* [Task instructions]: Search the data for "title" and copy every matching line.

----------

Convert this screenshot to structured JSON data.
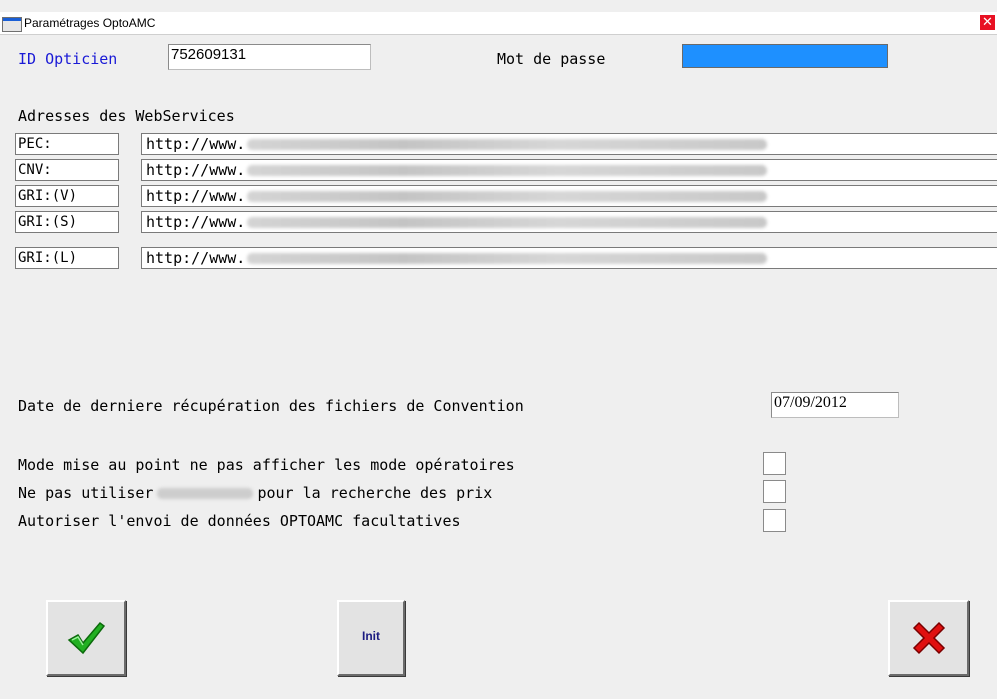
{
  "window": {
    "title": "Paramétrages OptoAMC",
    "close_glyph": "✕"
  },
  "credentials": {
    "id_label": "ID Opticien",
    "id_value": "752609131",
    "password_label": "Mot de passe",
    "password_value": ""
  },
  "webservices": {
    "heading": "Adresses des WebServices",
    "rows": [
      {
        "code": "PEC:",
        "url_prefix": "http://www."
      },
      {
        "code": "CNV:",
        "url_prefix": "http://www."
      },
      {
        "code": "GRI:(V)",
        "url_prefix": "http://www."
      },
      {
        "code": "GRI:(S)",
        "url_prefix": "http://www."
      },
      {
        "code": "GRI:(L)",
        "url_prefix": "http://www."
      }
    ]
  },
  "convention": {
    "label": "Date de derniere récupération des fichiers de Convention",
    "date": "07/09/2012"
  },
  "options": {
    "debug_mode_label": "Mode mise au point ne pas afficher les mode opératoires",
    "no_price_grid_label_start": "Ne pas utiliser",
    "no_price_grid_label_end": "pour la recherche des prix",
    "optional_data_label": "Autoriser l'envoi de données OPTOAMC facultatives",
    "debug_mode_checked": false,
    "no_price_grid_checked": false,
    "optional_data_checked": false
  },
  "buttons": {
    "ok_icon": "checkmark-icon",
    "init_label": "Init",
    "cancel_icon": "red-x-icon"
  },
  "colors": {
    "id_label": "#1a1ad6",
    "password_field": "#1e90ff",
    "close_button": "#e81123",
    "check_green": "#22b022",
    "cancel_red": "#e01010"
  }
}
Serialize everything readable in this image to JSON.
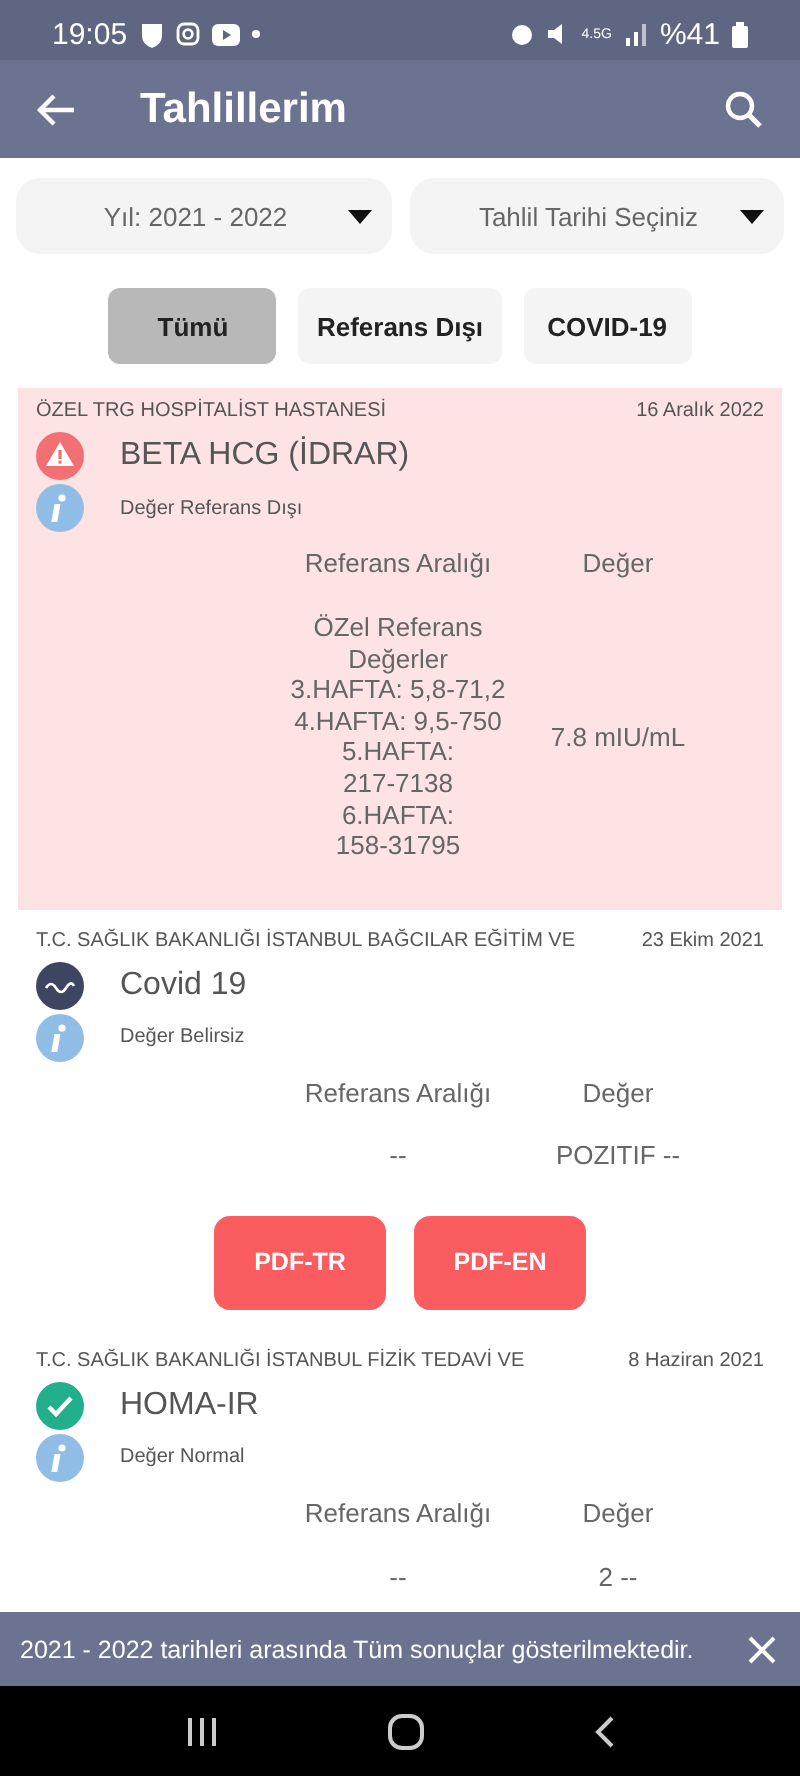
{
  "status_bar": {
    "time": "19:05",
    "network": "4.5G",
    "battery": "%41"
  },
  "app_bar": {
    "title": "Tahlillerim"
  },
  "dropdowns": [
    {
      "label": "Yıl: 2021 - 2022"
    },
    {
      "label": "Tahlil Tarihi Seçiniz"
    }
  ],
  "filters": [
    {
      "label": "Tümü",
      "selected": true
    },
    {
      "label": "Referans Dışı",
      "selected": false
    },
    {
      "label": "COVID-19",
      "selected": false
    }
  ],
  "results": [
    {
      "kind": "warning",
      "highlighted": true,
      "hospital": "ÖZEL TRG HOSPİTALİST HASTANESİ",
      "date": "16 Aralık 2022",
      "name": "BETA HCG (İDRAR)",
      "status": "Değer Referans Dışı",
      "range_header": "Referans Aralığı",
      "value_header": "Değer",
      "range_lines": [
        "ÖZel Referans",
        "Değerler",
        "3.HAFTA: 5,8-71,2",
        "4.HAFTA: 9,5-750",
        "5.HAFTA:",
        "217-7138",
        "6.HAFTA:",
        "158-31795"
      ],
      "value": "7.8 mIU/mL"
    },
    {
      "kind": "covid",
      "highlighted": false,
      "hospital": "T.C. SAĞLIK BAKANLIĞI İSTANBUL BAĞCILAR EĞİTİM VE",
      "date": "23 Ekim 2021",
      "name": "Covid 19",
      "status": "Değer Belirsiz",
      "range_header": "Referans Aralığı",
      "value_header": "Değer",
      "range_lines": [
        "--"
      ],
      "value": "POZITIF --",
      "buttons": [
        "PDF-TR",
        "PDF-EN"
      ]
    },
    {
      "kind": "normal",
      "highlighted": false,
      "hospital": "T.C. SAĞLIK BAKANLIĞI  İSTANBUL FİZİK TEDAVİ VE",
      "date": "8 Haziran 2021",
      "name": "HOMA-IR",
      "status": "Değer Normal",
      "range_header": "Referans Aralığı",
      "value_header": "Değer",
      "range_lines": [
        "--"
      ],
      "value": "2 --"
    }
  ],
  "snackbar": {
    "message": "2021 - 2022 tarihleri arasında Tüm sonuçlar gösterilmektedir."
  }
}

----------

* [Finished exercise]:
    "title": "Paramétrages OptoAMC",
    "title": "Tahlillerim"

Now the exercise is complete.